Alice Kinney (Reese Witherspoon), daughter of a famous screenwriter and producer, moves back to LA to her childhood home after recently separating from her husband (Michael Sheen). It’s her 40th birthday, and she goes a little crazy with her friends where they end up dancing the night away with a group of twenty-something guys.

One of the guys, Harry, ends up in Alice’s bed while his two friends crash on the couch. The three guys (Harry, Teddy and George), who moved to LA in hopes of making it in Hollywood, are like homeless puppies, so Alice agrees to let them stay in her guest house until they can get back on their feet. They form a bond with Alice’s two daughters, and Harry and Alice embark on a flirtatious romance, even though she knows that it’s just a fling.

When Alice’s ex, Austen, drops in unexpectedly, he is not too happy with his family’s current living arrangement. Alice must learn to balance single motherhood in her unconventional new family.

Reese is always cute, but the whole premise was unbelievable and the acting just bad.
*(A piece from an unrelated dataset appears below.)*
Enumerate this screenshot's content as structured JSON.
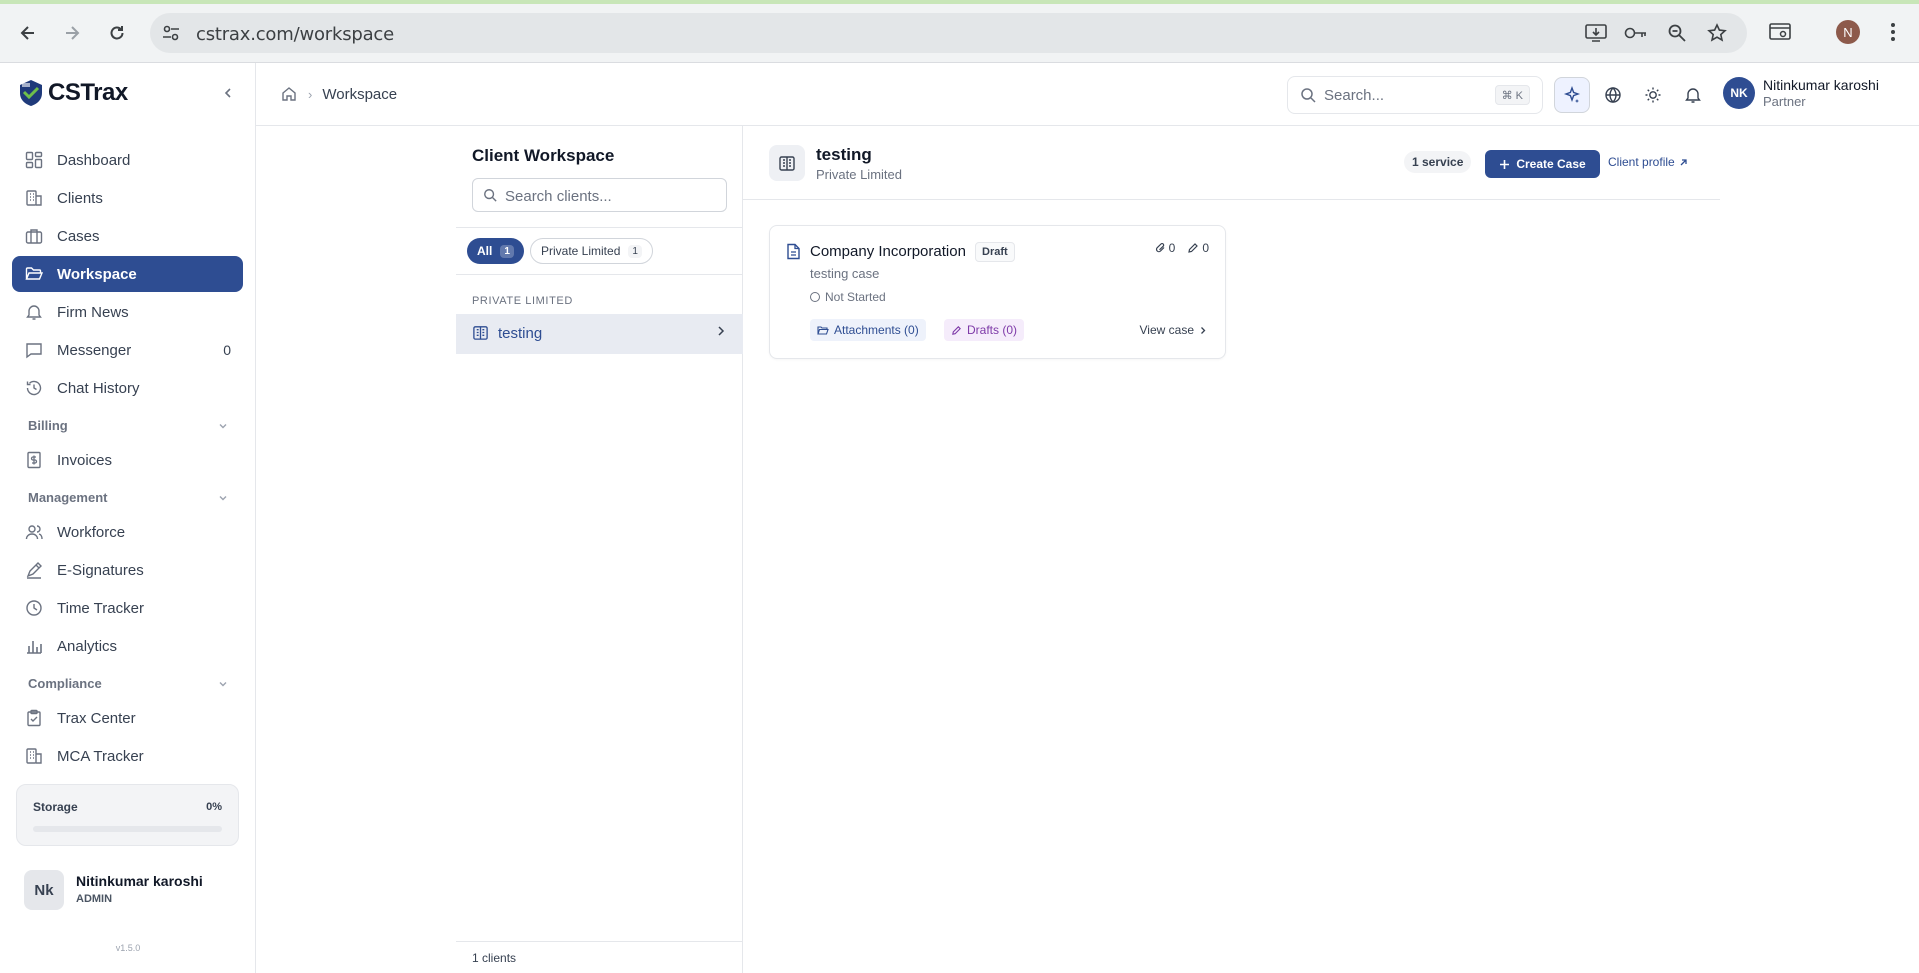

If you can suspend belief and enjoy the requisite happy ending, then this movie is for you. Rated PG-13.